DESCRIPTION OF THE TASK
As you look over the data below, please find each line where the word "left" appears, then copy it.

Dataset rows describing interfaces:
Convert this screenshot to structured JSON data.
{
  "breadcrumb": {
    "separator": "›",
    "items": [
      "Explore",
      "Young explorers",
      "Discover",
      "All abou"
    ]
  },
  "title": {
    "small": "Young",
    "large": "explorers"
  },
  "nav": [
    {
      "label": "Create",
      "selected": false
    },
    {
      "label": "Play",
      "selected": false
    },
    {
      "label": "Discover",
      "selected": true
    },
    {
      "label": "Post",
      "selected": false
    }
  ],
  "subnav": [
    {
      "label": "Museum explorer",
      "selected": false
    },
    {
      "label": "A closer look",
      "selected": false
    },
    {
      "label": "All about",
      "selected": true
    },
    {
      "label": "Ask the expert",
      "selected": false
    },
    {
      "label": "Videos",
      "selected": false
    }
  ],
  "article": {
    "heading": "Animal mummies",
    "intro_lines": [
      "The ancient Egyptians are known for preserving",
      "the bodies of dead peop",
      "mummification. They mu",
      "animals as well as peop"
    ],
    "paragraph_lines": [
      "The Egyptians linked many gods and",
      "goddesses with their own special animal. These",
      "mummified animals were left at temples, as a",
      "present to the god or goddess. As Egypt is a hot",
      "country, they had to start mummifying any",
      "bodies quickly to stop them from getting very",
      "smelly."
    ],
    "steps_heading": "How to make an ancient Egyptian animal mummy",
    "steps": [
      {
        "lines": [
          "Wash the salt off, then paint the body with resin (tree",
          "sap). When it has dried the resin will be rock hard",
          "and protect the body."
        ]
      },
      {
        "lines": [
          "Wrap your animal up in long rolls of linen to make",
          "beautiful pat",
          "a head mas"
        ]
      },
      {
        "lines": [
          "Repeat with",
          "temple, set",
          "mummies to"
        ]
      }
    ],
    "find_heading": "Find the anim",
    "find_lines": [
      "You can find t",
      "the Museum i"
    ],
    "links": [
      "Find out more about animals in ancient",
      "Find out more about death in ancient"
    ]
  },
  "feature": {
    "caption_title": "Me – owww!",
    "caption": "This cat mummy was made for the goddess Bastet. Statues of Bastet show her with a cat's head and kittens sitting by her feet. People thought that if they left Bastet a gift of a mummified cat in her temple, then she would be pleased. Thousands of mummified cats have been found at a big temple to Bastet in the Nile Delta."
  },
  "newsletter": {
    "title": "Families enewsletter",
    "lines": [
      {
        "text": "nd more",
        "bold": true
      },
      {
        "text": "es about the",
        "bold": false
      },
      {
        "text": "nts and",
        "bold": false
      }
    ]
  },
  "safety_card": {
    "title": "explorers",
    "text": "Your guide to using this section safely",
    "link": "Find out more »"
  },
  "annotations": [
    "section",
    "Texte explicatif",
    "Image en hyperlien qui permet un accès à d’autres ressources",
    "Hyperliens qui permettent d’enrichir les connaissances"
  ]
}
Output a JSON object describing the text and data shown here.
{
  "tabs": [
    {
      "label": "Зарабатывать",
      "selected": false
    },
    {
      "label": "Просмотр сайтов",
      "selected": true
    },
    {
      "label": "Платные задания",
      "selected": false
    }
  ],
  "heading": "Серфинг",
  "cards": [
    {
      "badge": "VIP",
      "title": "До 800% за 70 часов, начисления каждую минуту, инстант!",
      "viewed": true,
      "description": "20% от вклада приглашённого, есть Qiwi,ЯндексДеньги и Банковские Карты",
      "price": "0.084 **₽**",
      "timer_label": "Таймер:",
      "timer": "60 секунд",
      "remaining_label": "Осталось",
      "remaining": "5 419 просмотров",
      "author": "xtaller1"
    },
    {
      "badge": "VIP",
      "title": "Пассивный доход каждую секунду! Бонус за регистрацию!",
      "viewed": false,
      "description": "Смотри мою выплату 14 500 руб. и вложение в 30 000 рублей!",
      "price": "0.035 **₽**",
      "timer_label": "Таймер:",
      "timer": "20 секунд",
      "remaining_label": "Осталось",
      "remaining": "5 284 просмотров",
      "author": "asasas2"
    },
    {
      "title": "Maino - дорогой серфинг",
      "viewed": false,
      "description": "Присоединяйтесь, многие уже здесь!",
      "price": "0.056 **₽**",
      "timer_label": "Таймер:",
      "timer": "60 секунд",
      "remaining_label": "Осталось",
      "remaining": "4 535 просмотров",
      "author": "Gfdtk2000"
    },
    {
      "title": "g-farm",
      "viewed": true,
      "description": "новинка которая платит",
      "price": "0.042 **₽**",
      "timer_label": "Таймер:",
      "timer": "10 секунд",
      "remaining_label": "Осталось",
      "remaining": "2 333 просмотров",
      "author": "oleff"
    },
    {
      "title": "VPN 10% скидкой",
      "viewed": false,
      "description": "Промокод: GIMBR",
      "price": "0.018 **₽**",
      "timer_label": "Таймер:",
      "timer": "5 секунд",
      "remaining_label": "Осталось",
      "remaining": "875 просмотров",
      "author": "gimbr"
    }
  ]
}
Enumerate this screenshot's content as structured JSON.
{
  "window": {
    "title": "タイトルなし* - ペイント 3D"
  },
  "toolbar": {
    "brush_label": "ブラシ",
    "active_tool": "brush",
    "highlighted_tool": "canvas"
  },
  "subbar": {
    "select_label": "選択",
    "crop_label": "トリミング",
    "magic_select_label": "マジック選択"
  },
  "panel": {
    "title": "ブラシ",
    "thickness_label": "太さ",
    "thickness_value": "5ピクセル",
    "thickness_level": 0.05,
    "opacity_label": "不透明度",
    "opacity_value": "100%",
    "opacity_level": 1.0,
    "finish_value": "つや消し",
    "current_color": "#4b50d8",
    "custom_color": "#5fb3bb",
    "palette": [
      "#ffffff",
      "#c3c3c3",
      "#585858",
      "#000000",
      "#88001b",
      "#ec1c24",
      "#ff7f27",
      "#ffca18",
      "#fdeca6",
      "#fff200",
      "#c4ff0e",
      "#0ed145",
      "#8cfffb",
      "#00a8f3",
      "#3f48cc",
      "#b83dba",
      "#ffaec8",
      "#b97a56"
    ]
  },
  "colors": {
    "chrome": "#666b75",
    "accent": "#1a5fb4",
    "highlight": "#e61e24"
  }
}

SOLUTION TO THIS PROBLEM
      "mummified animals were left at temples, as a",
    "caption": "This cat mummy was made for the goddess Bastet. Statues of Bastet show her with a cat's head and kittens sitting by her feet. People thought that if they left Bastet a gift of a mummified cat in her temple, then she would be pleased. Thousands of mummified cats have been found at a big temple to Bastet in the Nile Delta."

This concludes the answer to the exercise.